In a room at the FBI's lab in Quantico, Va., Diana Harrison, unit chief of the Questioned Documents Unit, is pouring over a sampling of documents fugitives and others have tried to pass as real.

"This doesn't look right," she says, pointing to one driver's license. "The position of where the pictures are — it just doesn't feel right."

Harrison says that since Sept. 11, most states have added things like holograms, data threads and microprinting to their licenses. But that's nothing compared to the security on the document you really need: a passport. With a dozen pages and computer authentication, Harrison says don't even bother trying to fake it.

"The easier way [to get one] is to obtain a valid [passport] fraudulently," she says.

Life On The Lam

There is one person who knows that better than anyone else: Frank Abagnale.

Abagnale's life on the run was made famous by the movie Catch Me If You Can. Abagnale spent four years hiding from the FBI, impersonating pilots and doctors, claiming to attend Harvard University and the University of California, Berkeley, with real documents.

Abagnale rarely talks to the media, but he agreed to talk to NPR.

"It's amazing to someone like me who has done this in their lifetime," Abagnale said. "But then 40 years later ... it's as simple if not easier to do than when I did it."

Abagnale says all you need is the death record of a child from a courthouse to get a birth certificate. A birth certificate and some white-out on an apartment lease get you a driver's license. A driver's license gets you a passport. And the world is yours.

"You would really be not very smart to stay in the states and hide," he said. "I mean, you might get out to some farm in the middle of nowhere, but sooner or later people will start to question who you are and where you came from."

And what rich executive fugitive wants to live on a farm in the middle of nowhere? Not many. Officials say most are caught holed up in expensive houses in prime locations.

The FBI finally arrested Abagnale in 1969 when he was 21. Now he works for them as a security consultant.

In his years on the run, he stole $2.5 million with counterfeit checks. He lived the life most fugitives dream of: world travel, luxury accommodations and, in his case, older women. But here's a warning to future fugitives: He hated it.

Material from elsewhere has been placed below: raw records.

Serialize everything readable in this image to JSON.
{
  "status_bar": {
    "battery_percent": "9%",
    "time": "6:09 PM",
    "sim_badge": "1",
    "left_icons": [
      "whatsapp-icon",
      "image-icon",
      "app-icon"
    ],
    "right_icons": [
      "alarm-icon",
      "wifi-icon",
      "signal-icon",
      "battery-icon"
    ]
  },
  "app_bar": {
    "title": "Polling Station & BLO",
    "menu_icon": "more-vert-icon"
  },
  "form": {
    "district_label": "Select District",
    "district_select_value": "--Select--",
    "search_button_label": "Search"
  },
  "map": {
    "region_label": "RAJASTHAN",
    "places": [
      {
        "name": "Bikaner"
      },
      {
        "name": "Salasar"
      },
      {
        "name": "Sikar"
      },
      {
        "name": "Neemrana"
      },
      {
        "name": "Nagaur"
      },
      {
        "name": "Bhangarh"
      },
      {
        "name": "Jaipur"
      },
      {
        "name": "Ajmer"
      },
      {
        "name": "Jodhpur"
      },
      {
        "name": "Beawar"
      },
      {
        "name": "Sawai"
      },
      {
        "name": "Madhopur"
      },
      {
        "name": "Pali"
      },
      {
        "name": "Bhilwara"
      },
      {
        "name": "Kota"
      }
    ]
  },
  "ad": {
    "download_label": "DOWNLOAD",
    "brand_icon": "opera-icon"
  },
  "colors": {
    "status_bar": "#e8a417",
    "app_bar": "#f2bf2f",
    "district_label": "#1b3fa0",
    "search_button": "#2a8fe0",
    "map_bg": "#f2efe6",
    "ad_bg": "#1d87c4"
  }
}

"It's a very lonely life," he said. "There's nobody you can trust, you can't confide in anybody. It's not a life I would wish on my worst enemy."

Besides, he says, you will probably get caught.

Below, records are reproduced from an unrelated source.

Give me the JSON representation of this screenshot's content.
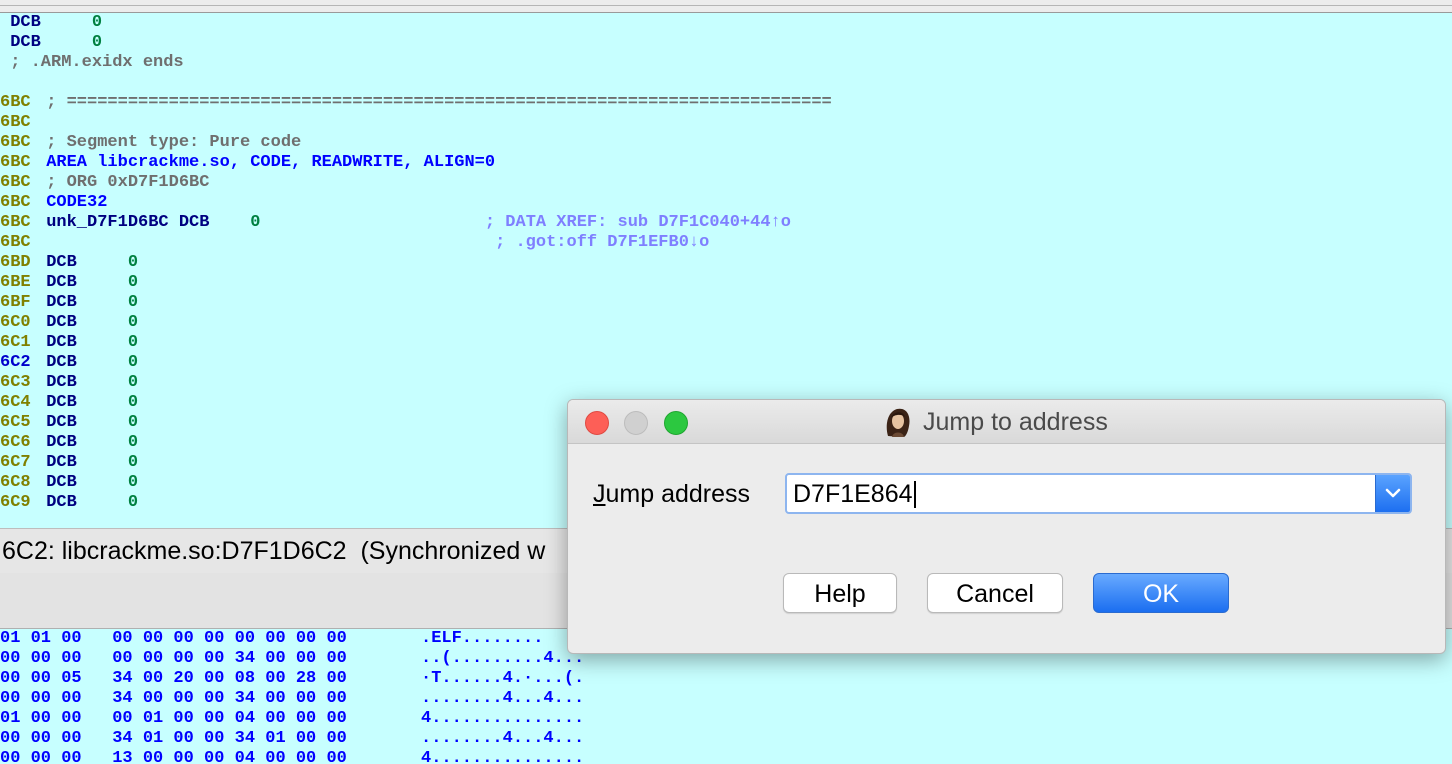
{
  "disassembly": {
    "lines": [
      {
        "addr": "",
        "parts": [
          {
            "t": " DCB     ",
            "c": "navy"
          },
          {
            "t": "0",
            "c": "green"
          }
        ]
      },
      {
        "addr": "",
        "parts": [
          {
            "t": " DCB     ",
            "c": "navy"
          },
          {
            "t": "0",
            "c": "green"
          }
        ]
      },
      {
        "addr": "",
        "parts": [
          {
            "t": " ; .ARM.exidx ends",
            "c": "gray"
          }
        ]
      },
      {
        "addr": "",
        "parts": []
      },
      {
        "addr": "6BC",
        "parts": [
          {
            "t": " ; ===========================================================================",
            "c": "gray"
          }
        ]
      },
      {
        "addr": "6BC",
        "parts": []
      },
      {
        "addr": "6BC",
        "parts": [
          {
            "t": " ; Segment type: Pure code",
            "c": "gray"
          }
        ]
      },
      {
        "addr": "6BC",
        "parts": [
          {
            "t": " AREA libcrackme.so, CODE, READWRITE, ALIGN=0",
            "c": "blue"
          }
        ]
      },
      {
        "addr": "6BC",
        "parts": [
          {
            "t": " ; ORG 0xD7F1D6BC",
            "c": "gray"
          }
        ]
      },
      {
        "addr": "6BC",
        "parts": [
          {
            "t": " CODE32",
            "c": "blue"
          }
        ]
      },
      {
        "addr": "6BC",
        "parts": [
          {
            "t": " unk_D7F1D6BC DCB    ",
            "c": "navy"
          },
          {
            "t": "0",
            "c": "green"
          },
          {
            "t": "                      ; DATA XREF: sub D7F1C040+44↑o",
            "c": "xref"
          }
        ]
      },
      {
        "addr": "6BC",
        "parts": [
          {
            "t": "                                             ; .got:off D7F1EFB0↓o",
            "c": "xref"
          }
        ]
      },
      {
        "addr": "6BD",
        "parts": [
          {
            "t": " DCB     ",
            "c": "navy"
          },
          {
            "t": "0",
            "c": "green"
          }
        ]
      },
      {
        "addr": "6BE",
        "parts": [
          {
            "t": " DCB     ",
            "c": "navy"
          },
          {
            "t": "0",
            "c": "green"
          }
        ]
      },
      {
        "addr": "6BF",
        "parts": [
          {
            "t": " DCB     ",
            "c": "navy"
          },
          {
            "t": "0",
            "c": "green"
          }
        ]
      },
      {
        "addr": "6C0",
        "parts": [
          {
            "t": " DCB     ",
            "c": "navy"
          },
          {
            "t": "0",
            "c": "green"
          }
        ]
      },
      {
        "addr": "6C1",
        "parts": [
          {
            "t": " DCB     ",
            "c": "navy"
          },
          {
            "t": "0",
            "c": "green"
          }
        ]
      },
      {
        "addr": "6C2",
        "current": true,
        "parts": [
          {
            "t": " DCB     ",
            "c": "navy"
          },
          {
            "t": "0",
            "c": "green"
          }
        ]
      },
      {
        "addr": "6C3",
        "parts": [
          {
            "t": " DCB     ",
            "c": "navy"
          },
          {
            "t": "0",
            "c": "green"
          }
        ]
      },
      {
        "addr": "6C4",
        "parts": [
          {
            "t": " DCB     ",
            "c": "navy"
          },
          {
            "t": "0",
            "c": "green"
          }
        ]
      },
      {
        "addr": "6C5",
        "parts": [
          {
            "t": " DCB     ",
            "c": "navy"
          },
          {
            "t": "0",
            "c": "green"
          }
        ]
      },
      {
        "addr": "6C6",
        "parts": [
          {
            "t": " DCB     ",
            "c": "navy"
          },
          {
            "t": "0",
            "c": "green"
          }
        ]
      },
      {
        "addr": "6C7",
        "parts": [
          {
            "t": " DCB     ",
            "c": "navy"
          },
          {
            "t": "0",
            "c": "green"
          }
        ]
      },
      {
        "addr": "6C8",
        "parts": [
          {
            "t": " DCB     ",
            "c": "navy"
          },
          {
            "t": "0",
            "c": "green"
          }
        ]
      },
      {
        "addr": "6C9",
        "parts": [
          {
            "t": " DCB     ",
            "c": "navy"
          },
          {
            "t": "0",
            "c": "green"
          }
        ]
      }
    ]
  },
  "status_bar": {
    "text": "6C2: libcrackme.so:D7F1D6C2  (Synchronized w"
  },
  "hex_view": {
    "rows": [
      {
        "bytes": "01 01 00   00 00 00 00 00 00 00 00",
        "ascii": ".ELF........"
      },
      {
        "bytes": "00 00 00   00 00 00 00 34 00 00 00",
        "ascii": "..(.........4..."
      },
      {
        "bytes": "00 00 05   34 00 20 00 08 00 28 00",
        "ascii": "·T......4.·...(."
      },
      {
        "bytes": "00 00 00   34 00 00 00 34 00 00 00",
        "ascii": "........4...4..."
      },
      {
        "bytes": "01 00 00   00 01 00 00 04 00 00 00",
        "ascii": "4..............."
      },
      {
        "bytes": "00 00 00   34 01 00 00 34 01 00 00",
        "ascii": "........4...4..."
      },
      {
        "bytes": "00 00 00   13 00 00 00 04 00 00 00",
        "ascii": "4..............."
      }
    ]
  },
  "dialog": {
    "title": "Jump to address",
    "field_label_mnemonic": "J",
    "field_label_rest": "ump address",
    "jump_address_value": "D7F1E864",
    "buttons": {
      "help": "Help",
      "cancel": "Cancel",
      "ok": "OK"
    }
  },
  "colors": {
    "background": "#c7ffff",
    "address": "#808000",
    "keyword": "#000080",
    "value": "#008040",
    "comment": "#6f6f6f",
    "xref": "#7f7fff",
    "accent": "#1b6ef0"
  }
}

"The law sometimes sleeps, but the law never dies," he said.

'They Have To Be Lucky Every Day'

Just down the hall from Geoff Shank's office at the U.S. Marshals' headquarters, is a large billboard. It's the U.S. Marshals' 15 Most Wanted Fugitives.

"You can look here," Shank said, pointing to the wanted posters. "Homicide, murder, escape, murder, murder, and then wham! $350 million fraud charge."

His finger has stopped on the photo of a balding, middle-aged man.

"Yeah, John Ruffo," he says with a sigh. "We're still looking for him."

Ruffo was sentenced to 17 years for bilking investors out of $350 million. He's been on the run for 11 years.

"Does it make me angry?" Shank asks. "Yeah. Did I think about him today? Yeah ... I think he's in a cafe on a cobblestone street somewhere, drinking espresso."

It's possible Ruffo escaped his hometown of Forest Hills, N.Y. And it's possible he may have found a new identity. He may have made it abroad to live a nondescript life. He may have even made it to one of the few countries without an extradition treaty: perhaps North Korea, Mongolia. The Americas are out now. So are Europe and most of Asia. Even not-so-friendly countries routinely trade fugitives.

But wherever John Ruffo is, Shank says the one thing he knows for sure is that he misses home. And one day, it'll get him caught.

"They have to be lucky every day," Shank says. "We only have to be lucky once."

He says they will never give up on Ruffo or any of the other fugitives they're hunting.

"We'll just keep looking and keep looking and keep looking," he says. "And then we'll get a step in front of you, and you'll walk right into us. And then you'll go to jail."

Until then, Shank says, enjoy the espresso.